Interviewing rural health workers
- 64 rural health workers interviewed
- Symbian and Android smartphones tested
- better than expected GPRS coverage
Digital Campus is testing a variety of technologies for the collection of public health data to help determine which may be most suitable for application in the field. Working with PhD students in maternal health care an initial study to discover the possible challenges and options for using mobile technologies has already been completed. Over 39 health posts in 3 districts of Tigray (northern Ethiopian) were visited to interview the Health Extension Workers (HEWs) based there.
They were interviewed to try to determine their knowledge, training and experience in maternal health with a view to identifying any gaps in their knowledge and designing a programme to help fill these. Additionally, and crucially if a technology based solution is to be implemented, information regarding their technology experience and the infrastructure facilities (such as mobile reception and electricity access) was collected.
Fast and accurate data dissemination
All the data collected during the interviews was recorded on a smartphone using a questionnaire created using the episurveyor web application (a propietary but nice platform so far). Using the client software (installed on the actual phone), responses to the survey are recorded on the phone, as soon as an area with GPRS signal is reached, the data is automatically uploaded to the EpiSurveyor server, making it available to anyone (with the right permissions) around the world. Each record uploaded is automatically time and location (with GPS) stamped, making it possible it pinpoint exactly where and when the interview took place.
One of our initial concerns was that the GPRS coverage would be limited, perhaps only to large towns/cities, but in fact almost all the Health Posts had good GPRS coverage, even those where the villages didn’t have reliable electricity provision. Only a handful of very remote posts had no mobile coverage at all.
We used Symbian and Android based smartphones to collect the data, but in fact the EpiSurveyor client software will run on almost any java enabled phone. We are also currently setting up a more sophisticated platform based on the Sana community-based development MIT project, with the intention of developing it as a more powerful open-source mobile health platform , that will allow us not only to gather epidemiological data, but to use it for electronic clinical records, telediagnostic applications, decision support systems and posgraduate training
We are in the process of writing a detailed technical paper, describing in more detail the survey results and technology used, along with the main challenges and possible solutions to using smartphone technologies in this environment.
Over the coming months we will provide a small group of Health Extension Workers with smartphones to determine what (if any) issues and challenges they face in using these and also to gain a clearer picture of how this technology could be used to improve their skills, training, data collection and reporting methods.

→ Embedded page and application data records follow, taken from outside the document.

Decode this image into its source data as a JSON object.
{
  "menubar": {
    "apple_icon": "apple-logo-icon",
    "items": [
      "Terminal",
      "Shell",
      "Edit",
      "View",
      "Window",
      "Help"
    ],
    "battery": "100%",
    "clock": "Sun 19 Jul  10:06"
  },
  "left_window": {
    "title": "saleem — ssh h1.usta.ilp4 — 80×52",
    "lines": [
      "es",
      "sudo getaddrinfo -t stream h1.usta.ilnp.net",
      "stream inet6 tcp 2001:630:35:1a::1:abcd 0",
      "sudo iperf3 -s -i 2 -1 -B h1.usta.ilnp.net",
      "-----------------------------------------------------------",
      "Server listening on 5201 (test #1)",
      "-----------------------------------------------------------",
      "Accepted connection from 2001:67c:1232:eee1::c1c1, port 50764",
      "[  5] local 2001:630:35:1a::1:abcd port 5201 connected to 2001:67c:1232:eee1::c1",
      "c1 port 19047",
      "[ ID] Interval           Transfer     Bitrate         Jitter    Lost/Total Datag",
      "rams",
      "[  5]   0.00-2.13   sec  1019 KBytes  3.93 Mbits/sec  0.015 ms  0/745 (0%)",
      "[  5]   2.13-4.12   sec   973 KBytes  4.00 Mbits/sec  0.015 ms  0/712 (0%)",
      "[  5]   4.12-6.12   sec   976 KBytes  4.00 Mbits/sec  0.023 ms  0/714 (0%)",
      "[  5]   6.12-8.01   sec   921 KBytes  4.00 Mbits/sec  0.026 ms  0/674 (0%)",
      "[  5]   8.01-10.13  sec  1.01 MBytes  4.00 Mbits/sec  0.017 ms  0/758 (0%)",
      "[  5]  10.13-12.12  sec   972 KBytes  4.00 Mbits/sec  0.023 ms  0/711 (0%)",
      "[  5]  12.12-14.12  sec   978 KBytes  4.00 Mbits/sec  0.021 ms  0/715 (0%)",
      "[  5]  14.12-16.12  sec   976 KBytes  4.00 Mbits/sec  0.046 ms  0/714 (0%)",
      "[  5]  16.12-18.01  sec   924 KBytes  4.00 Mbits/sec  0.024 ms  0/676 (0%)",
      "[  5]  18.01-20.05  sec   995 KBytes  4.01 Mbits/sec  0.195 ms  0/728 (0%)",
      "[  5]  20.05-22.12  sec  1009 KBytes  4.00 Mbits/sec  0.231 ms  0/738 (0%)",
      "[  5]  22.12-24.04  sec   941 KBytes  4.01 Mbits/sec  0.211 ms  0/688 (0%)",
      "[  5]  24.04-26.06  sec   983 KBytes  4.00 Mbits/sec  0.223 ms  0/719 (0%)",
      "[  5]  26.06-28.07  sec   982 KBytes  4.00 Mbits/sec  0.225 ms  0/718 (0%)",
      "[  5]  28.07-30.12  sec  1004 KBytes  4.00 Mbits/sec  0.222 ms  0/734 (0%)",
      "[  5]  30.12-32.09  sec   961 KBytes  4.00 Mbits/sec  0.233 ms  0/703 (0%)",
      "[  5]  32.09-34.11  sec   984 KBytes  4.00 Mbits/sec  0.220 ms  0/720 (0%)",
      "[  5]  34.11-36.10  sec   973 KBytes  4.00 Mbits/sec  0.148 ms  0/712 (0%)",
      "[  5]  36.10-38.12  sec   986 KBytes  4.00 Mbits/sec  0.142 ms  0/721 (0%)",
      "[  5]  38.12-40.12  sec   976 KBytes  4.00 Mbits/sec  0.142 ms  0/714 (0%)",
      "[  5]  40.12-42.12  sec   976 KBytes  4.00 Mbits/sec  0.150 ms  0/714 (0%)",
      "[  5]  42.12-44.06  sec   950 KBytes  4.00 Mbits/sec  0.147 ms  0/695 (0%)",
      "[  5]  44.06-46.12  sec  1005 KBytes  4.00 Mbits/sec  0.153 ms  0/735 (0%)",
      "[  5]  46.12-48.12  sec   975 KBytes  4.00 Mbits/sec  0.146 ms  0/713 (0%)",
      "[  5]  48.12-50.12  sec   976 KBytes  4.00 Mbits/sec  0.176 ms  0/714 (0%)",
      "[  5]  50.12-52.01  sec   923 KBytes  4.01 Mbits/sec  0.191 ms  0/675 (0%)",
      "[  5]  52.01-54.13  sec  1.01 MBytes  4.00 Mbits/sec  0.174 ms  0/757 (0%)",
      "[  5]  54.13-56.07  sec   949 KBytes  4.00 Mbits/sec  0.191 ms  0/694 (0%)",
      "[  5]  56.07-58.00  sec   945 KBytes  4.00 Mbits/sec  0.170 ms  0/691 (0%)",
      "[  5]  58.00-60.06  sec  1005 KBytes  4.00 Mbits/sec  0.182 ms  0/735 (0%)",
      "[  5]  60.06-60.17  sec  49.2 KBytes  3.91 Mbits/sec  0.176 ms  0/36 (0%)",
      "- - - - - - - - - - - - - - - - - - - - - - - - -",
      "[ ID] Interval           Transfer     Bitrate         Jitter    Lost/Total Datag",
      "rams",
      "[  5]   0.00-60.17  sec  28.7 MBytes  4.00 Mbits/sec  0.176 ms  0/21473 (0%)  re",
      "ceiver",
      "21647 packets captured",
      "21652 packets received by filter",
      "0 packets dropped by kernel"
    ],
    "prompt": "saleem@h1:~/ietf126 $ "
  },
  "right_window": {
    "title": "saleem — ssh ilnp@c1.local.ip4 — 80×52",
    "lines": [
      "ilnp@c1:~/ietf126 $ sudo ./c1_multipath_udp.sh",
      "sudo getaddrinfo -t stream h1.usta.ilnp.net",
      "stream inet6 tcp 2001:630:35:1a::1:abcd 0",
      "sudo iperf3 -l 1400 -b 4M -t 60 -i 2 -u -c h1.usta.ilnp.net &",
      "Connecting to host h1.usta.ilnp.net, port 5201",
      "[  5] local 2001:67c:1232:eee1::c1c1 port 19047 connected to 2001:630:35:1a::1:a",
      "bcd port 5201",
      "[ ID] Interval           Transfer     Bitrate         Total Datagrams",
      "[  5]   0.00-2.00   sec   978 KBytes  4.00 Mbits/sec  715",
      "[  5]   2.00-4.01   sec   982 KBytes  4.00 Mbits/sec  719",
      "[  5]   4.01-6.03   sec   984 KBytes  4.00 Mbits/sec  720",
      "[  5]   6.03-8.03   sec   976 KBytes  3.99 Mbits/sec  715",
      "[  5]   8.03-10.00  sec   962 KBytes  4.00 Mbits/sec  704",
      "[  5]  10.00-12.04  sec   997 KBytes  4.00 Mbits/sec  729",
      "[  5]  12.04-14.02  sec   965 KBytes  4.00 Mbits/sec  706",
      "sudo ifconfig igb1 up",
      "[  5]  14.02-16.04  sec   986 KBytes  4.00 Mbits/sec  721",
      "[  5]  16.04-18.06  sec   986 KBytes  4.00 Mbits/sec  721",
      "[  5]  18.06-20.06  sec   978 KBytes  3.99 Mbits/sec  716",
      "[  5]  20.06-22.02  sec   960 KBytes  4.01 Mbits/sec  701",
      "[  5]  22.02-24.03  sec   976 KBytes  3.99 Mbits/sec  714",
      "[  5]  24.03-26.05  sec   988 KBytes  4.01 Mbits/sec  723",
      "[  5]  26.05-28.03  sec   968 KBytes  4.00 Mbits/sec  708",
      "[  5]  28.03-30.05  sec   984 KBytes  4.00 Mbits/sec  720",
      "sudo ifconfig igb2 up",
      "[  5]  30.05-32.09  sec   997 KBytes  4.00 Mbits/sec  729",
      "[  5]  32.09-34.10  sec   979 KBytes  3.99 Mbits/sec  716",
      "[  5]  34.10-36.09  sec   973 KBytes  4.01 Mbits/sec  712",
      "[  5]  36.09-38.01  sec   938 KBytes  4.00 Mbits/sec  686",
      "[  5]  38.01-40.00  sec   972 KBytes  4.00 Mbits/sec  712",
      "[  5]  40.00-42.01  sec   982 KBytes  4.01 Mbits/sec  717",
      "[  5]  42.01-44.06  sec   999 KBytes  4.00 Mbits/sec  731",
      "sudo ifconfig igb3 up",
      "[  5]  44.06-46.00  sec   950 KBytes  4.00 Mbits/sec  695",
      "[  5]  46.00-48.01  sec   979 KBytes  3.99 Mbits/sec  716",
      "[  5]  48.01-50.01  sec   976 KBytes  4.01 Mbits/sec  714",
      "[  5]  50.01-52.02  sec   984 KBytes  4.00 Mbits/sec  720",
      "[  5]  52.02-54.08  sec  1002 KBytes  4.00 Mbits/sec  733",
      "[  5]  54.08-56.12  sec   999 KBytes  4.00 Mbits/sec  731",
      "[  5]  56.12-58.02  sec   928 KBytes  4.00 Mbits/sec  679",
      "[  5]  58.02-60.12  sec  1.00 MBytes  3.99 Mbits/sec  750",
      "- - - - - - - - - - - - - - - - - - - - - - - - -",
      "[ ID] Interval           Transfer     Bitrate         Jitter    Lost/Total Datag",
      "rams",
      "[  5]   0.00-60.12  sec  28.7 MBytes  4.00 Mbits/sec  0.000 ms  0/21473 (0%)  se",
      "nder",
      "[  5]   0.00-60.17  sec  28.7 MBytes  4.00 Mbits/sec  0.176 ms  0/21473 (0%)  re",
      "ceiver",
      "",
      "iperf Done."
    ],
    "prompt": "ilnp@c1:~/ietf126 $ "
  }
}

Once the results from this pre-implementation phase are known, we will be in a position to design a larger scale programme.